### Required action
If a line includes "this", copy it out of the entries.

=-=-=-=-=

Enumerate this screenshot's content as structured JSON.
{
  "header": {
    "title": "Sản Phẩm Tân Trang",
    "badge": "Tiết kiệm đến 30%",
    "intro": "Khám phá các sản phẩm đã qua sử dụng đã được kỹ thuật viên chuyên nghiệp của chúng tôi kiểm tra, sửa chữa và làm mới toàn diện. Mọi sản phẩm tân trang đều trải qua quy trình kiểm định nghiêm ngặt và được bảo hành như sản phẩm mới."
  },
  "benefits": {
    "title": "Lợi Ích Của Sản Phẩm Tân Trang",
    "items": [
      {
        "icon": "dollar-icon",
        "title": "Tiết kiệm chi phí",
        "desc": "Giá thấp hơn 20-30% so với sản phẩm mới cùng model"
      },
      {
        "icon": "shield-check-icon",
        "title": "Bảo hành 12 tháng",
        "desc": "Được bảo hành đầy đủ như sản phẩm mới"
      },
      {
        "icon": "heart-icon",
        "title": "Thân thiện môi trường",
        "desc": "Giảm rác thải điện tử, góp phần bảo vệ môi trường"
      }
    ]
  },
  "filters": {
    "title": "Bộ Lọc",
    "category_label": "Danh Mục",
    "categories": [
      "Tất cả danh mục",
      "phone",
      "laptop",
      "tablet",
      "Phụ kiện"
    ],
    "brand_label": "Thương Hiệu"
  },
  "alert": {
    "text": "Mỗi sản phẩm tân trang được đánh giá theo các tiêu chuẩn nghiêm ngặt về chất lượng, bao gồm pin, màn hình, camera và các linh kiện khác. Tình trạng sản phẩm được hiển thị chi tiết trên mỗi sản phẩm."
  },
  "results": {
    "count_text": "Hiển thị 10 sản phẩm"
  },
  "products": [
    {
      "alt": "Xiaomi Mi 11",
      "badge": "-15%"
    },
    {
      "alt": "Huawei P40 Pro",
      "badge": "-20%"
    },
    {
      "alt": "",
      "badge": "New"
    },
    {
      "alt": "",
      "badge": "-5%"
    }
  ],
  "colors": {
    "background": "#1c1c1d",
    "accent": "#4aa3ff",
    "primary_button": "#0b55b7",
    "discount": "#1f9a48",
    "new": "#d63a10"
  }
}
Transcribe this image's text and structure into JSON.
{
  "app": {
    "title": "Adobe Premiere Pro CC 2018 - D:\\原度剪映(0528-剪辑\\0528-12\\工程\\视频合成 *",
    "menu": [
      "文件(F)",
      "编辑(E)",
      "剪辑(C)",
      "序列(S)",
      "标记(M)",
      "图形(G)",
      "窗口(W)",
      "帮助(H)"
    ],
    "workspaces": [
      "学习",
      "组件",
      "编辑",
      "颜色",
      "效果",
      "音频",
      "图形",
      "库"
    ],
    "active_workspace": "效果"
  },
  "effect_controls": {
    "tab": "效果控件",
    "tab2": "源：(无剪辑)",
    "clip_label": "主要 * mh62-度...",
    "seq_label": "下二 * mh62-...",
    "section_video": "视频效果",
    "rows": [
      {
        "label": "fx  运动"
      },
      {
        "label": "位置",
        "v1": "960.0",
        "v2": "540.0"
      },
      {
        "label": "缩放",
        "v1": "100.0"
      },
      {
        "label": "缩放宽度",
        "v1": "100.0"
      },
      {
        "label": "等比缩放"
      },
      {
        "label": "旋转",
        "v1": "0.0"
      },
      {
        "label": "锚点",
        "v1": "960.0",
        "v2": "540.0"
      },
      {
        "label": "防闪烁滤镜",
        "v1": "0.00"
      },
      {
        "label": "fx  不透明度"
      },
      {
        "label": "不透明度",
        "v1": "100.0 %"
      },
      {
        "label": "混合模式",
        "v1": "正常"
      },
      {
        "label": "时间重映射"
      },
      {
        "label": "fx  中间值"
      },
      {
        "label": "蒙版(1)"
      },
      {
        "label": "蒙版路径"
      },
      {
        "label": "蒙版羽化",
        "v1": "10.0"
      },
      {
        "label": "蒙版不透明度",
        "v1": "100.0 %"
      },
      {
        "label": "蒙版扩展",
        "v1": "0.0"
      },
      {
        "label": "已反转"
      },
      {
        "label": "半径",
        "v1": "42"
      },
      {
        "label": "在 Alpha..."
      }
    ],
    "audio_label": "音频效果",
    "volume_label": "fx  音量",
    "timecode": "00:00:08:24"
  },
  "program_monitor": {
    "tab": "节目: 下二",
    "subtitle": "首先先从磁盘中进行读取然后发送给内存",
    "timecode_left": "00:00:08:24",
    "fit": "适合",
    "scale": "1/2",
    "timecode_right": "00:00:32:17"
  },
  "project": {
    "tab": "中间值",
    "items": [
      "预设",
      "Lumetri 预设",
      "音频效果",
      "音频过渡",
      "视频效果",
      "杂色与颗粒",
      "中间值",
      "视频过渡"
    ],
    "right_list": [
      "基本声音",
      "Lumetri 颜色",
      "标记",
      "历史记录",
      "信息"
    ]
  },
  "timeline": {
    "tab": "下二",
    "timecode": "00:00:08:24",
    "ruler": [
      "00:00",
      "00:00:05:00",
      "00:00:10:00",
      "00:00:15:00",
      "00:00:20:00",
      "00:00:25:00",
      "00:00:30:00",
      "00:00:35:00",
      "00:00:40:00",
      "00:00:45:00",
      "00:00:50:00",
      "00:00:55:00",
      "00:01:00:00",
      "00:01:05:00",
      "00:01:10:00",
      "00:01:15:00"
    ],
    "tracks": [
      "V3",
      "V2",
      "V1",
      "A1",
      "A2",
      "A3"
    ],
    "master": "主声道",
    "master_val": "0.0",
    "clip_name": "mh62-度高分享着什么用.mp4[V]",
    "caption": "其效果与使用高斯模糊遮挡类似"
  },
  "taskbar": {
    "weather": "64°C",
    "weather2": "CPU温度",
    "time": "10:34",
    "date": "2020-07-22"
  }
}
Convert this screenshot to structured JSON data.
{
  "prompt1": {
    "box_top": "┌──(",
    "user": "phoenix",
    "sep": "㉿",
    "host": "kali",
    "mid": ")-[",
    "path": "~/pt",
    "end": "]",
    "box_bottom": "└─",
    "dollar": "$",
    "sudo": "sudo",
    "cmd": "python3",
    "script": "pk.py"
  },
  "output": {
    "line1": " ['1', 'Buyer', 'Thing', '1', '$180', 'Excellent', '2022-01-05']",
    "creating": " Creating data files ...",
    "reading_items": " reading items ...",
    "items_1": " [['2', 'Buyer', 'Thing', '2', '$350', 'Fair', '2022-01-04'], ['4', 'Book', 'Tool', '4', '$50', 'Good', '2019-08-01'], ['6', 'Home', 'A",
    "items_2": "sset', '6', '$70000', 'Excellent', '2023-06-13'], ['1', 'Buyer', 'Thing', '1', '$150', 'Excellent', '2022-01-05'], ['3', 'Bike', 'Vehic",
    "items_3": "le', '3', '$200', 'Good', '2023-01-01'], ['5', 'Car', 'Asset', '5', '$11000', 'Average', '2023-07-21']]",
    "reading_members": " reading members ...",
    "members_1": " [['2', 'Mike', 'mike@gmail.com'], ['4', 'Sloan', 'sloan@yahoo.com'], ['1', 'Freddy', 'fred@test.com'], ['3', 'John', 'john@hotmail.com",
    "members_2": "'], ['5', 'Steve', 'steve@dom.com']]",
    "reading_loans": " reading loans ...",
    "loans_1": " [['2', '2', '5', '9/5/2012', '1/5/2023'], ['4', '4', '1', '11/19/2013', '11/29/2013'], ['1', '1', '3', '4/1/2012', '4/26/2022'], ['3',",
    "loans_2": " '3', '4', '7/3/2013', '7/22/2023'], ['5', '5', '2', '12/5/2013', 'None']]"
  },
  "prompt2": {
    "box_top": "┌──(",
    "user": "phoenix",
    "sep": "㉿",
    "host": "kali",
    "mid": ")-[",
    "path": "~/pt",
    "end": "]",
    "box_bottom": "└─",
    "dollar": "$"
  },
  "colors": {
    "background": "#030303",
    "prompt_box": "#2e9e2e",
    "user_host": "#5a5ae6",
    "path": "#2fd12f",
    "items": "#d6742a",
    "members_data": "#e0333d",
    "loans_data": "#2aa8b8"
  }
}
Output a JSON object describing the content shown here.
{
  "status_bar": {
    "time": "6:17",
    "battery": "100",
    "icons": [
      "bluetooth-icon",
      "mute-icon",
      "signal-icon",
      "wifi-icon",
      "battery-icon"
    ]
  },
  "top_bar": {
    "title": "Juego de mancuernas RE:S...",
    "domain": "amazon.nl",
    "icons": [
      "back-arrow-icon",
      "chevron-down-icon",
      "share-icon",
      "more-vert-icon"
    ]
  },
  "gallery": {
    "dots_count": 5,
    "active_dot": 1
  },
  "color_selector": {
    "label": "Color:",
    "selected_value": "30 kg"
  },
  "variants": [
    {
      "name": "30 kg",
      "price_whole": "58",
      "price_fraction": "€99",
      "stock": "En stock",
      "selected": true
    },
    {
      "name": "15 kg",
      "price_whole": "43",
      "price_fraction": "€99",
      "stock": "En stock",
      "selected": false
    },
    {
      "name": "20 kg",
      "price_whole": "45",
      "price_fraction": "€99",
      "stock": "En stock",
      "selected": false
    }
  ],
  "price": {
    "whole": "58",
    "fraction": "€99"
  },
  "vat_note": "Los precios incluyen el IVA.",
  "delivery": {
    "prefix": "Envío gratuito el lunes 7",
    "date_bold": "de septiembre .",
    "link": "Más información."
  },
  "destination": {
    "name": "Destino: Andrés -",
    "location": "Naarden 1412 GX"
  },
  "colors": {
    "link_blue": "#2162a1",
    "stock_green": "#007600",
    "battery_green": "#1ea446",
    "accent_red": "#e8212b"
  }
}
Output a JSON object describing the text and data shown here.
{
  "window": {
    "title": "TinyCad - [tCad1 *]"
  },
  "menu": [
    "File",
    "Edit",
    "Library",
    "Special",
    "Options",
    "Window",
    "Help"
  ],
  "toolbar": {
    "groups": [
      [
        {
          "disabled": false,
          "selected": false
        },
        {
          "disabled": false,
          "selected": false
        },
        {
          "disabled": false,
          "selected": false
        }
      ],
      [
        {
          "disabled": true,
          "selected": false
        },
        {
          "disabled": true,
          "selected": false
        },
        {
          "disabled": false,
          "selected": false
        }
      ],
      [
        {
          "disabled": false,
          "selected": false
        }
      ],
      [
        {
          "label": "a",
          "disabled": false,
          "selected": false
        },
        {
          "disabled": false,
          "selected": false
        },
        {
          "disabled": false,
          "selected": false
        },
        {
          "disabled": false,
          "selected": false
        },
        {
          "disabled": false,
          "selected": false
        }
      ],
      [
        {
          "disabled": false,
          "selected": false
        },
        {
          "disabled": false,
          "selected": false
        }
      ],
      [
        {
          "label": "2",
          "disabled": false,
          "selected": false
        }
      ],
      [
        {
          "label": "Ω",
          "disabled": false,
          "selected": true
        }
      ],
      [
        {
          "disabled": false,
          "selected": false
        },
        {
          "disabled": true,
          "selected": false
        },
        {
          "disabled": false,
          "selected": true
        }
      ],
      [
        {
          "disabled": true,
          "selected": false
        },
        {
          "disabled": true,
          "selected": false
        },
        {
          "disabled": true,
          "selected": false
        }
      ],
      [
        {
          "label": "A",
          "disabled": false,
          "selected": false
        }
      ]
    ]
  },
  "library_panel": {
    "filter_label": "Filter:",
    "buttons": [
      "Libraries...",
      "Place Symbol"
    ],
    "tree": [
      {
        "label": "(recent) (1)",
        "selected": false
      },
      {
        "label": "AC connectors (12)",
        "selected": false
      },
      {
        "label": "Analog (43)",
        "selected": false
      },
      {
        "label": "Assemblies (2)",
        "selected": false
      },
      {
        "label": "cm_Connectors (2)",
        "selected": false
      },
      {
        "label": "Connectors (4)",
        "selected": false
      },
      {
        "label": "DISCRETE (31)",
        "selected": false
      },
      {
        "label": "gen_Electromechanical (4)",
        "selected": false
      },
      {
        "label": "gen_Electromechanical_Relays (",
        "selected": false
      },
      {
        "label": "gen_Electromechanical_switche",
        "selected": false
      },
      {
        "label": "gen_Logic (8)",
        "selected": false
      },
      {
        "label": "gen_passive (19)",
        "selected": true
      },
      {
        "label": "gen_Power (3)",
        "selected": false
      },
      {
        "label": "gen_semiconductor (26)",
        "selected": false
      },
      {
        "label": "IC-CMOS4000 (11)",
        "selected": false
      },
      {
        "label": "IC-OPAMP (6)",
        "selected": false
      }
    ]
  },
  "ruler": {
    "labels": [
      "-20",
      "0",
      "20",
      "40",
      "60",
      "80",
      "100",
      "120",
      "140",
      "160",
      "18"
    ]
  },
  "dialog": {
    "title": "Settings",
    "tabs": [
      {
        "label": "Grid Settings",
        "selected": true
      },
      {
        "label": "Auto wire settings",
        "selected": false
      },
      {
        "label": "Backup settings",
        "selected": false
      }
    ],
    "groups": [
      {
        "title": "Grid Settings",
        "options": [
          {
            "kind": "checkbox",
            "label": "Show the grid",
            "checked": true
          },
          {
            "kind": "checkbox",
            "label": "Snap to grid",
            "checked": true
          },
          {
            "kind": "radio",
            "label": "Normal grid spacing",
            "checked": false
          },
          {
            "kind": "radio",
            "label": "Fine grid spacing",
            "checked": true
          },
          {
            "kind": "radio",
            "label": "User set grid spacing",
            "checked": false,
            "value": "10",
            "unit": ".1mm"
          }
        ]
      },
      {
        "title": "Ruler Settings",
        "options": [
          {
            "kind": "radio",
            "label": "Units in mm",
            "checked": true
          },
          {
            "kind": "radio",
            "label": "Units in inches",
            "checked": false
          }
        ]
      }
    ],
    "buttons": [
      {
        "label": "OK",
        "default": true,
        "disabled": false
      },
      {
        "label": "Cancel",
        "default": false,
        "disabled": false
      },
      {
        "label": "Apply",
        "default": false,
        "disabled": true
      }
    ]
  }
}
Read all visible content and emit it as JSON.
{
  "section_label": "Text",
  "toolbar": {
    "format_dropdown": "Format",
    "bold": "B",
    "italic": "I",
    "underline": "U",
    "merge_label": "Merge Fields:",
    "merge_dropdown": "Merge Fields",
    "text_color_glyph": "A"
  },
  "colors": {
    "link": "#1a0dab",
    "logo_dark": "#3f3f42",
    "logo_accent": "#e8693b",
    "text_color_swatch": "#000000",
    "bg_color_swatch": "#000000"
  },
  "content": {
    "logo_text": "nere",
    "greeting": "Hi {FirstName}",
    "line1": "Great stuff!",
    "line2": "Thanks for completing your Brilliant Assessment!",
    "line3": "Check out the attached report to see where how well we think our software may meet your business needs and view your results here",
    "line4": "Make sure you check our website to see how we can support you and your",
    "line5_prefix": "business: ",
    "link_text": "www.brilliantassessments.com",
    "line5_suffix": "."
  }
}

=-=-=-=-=

### Response
Enumerate this screenshot's content as structured JSON.
Transcribe this image's text and structure into JSON.
Convert this screenshot to structured JSON data.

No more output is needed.